I’m Luke Caging but more related to Cottonmouth…” Personally – I will always prefer Sky & Raheem’s Dream Deferred outing ‘Drew & Derwin’ which should have blown up on many levels. On the off-chance Sky & Raheem see this, I sincerely hope they still give that track the visual treatment.
An instant album highlight, ‘Crown Holder’, as soon as you hear the sample. !llmind slows down the 1989 Soho Jazz hit while Sky’s head gets a little respectfully big “You can call this my new sh!t, but it ain’t new tho, I done helped raise a couple stars that you know, Know the fans I be attracting is ’bout a loophole, he isn’t lying, through him I discovered the likes of Torae & Rapsody… and oh yeah – that sultry Heather Victoria chick…

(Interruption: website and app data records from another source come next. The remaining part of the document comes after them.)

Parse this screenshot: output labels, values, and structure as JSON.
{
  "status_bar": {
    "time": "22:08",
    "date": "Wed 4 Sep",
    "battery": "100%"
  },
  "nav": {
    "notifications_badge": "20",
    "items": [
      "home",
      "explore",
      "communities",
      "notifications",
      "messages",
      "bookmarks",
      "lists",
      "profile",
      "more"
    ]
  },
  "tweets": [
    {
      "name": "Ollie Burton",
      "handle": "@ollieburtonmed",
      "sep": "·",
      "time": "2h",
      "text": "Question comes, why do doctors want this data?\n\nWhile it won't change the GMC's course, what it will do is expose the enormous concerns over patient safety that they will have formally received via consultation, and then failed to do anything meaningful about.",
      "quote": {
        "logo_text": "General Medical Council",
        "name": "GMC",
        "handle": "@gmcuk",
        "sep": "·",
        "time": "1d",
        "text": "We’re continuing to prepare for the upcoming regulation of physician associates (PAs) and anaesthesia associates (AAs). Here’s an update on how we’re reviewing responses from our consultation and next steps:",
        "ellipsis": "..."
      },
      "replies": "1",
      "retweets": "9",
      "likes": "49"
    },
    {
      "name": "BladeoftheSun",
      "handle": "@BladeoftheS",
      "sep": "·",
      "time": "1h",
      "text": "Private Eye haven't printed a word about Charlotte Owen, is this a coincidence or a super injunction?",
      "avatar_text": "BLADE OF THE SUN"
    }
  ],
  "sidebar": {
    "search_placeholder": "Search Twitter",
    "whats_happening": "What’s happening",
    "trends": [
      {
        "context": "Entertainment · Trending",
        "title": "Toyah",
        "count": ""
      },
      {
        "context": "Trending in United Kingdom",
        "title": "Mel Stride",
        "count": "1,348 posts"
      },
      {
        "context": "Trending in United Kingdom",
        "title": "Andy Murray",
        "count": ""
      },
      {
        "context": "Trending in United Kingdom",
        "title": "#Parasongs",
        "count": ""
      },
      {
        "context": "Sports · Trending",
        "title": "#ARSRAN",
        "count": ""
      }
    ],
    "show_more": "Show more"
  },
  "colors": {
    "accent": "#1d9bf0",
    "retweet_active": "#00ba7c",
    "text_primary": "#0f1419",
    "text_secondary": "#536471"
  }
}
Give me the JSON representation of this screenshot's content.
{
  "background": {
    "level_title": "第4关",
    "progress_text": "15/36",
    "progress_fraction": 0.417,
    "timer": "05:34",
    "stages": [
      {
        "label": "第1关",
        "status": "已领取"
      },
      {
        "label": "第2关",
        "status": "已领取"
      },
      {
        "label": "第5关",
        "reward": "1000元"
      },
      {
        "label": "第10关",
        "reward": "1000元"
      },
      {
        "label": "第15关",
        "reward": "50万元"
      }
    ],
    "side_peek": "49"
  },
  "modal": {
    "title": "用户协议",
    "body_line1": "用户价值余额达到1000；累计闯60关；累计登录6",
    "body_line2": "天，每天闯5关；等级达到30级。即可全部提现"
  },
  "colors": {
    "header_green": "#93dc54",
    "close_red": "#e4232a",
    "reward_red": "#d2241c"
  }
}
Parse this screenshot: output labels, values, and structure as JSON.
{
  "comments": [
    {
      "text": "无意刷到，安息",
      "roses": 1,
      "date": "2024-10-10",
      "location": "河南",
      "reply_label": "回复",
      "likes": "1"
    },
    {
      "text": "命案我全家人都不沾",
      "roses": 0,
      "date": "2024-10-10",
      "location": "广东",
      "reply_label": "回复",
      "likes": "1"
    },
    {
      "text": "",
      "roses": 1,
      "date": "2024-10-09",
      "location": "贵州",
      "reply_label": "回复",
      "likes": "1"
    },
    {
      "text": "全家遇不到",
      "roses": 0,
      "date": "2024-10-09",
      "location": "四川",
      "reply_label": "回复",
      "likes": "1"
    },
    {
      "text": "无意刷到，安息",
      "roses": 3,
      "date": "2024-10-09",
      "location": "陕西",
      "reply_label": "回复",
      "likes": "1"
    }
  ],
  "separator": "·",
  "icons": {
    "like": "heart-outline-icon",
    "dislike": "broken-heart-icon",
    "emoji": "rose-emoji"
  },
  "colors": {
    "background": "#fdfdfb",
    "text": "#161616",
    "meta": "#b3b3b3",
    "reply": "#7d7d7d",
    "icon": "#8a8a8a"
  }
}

Sky continues to play the lyrical show off in ‘Heirlooms & Accessories,’ when halfway through the track, the beat switches and so does his flow and he does it without flinching. Not just that, when the beat was done, Sky wasn’t done! He can go ‘Forever in a Day’ if he wanted to.
The spoken word interlude has Sky turning his attention to the women… or rather, the woman has turned her attention to him. ‘The Purpose’ of it, is to bring out more of the Lucid Dream Queen herself – Kay Cola, another gifted soul artist who features on the track.
In every 4 bars Skyzoo breaks down the definition of the word ‘Love’ and it’s metaphors in this no-hook wordplay assault, and the album’s February celebration theme re-occurs… “Or love me like a purchase on 47th and 6th, And the Russian jeweler knock off $100 off what you pick,
In the middle of February your sleeves up off your wrist, And you add another $100 when discussing what you spent…”
The last few bars in ‘Black Sambo’ is the unfortunate reality of our young black youth who could become victims of the racist police brutality and even through live social media seen by millions (because that sort of thing goes viral quick) there’s still no justice.
Allow for ‘Parks & Recreation’ to zone you out with Saba Abraha providing the chorus, once again Skyzoo referring to his earlier track where he continues to raise new stars. It becomes evident at this point that when it comes to guest appearances for this project, he’s calling on NO MC. He’s going in alone, thus defeating the myth of ‘new album! What’s the line up like?’ The zone out continues in ‘Collateral’ featuring Jake&Papa, and right off the bat makes a snappy Wu-Tang reference “Can It Be All So Simple, Corey & Dennis?” Later you hear what appears to be a Caucasian voice use the ‘List of Jericho’ to state everything black people like… zone out session isn’t over in ‘The Stick Up Tape From Menace’… no prizes for guessing which classic film that is a reference from. Zone out session ends with ‘Hoodie SZN’…the lyrical content in this album will have hip hop fiends deciphering those lyrics for a good while yet.
The album closes out with one of the most epic tracks ever heard since arguably Jay-Z’s American Gangster in ‘Honor Amongst Thieves’, and here Sky has his most ‘4:44’ moment, by that I mean when he talks about his upbringing and personal life in such a vivid picture to the shocking conclusion of what happened at the neighborhood school and why his parents never wanted him there. Sky told us from the jump that this would be his most complex and focused work to date.
Skyzoo has come a long way from being a 9th Wonder protegé to becoming that hip hop superstar he is today and retaining all the credibility he had which a lot of artists would have sacrificed in less than half of that tenure, and the reason this is his most personal work because now Skylar himself is about to be a father and now the cycle starts again.
This IS a celebration. Raise your glasses, Skyzoo has done it again. Best album perhaps since arguably The Salvation…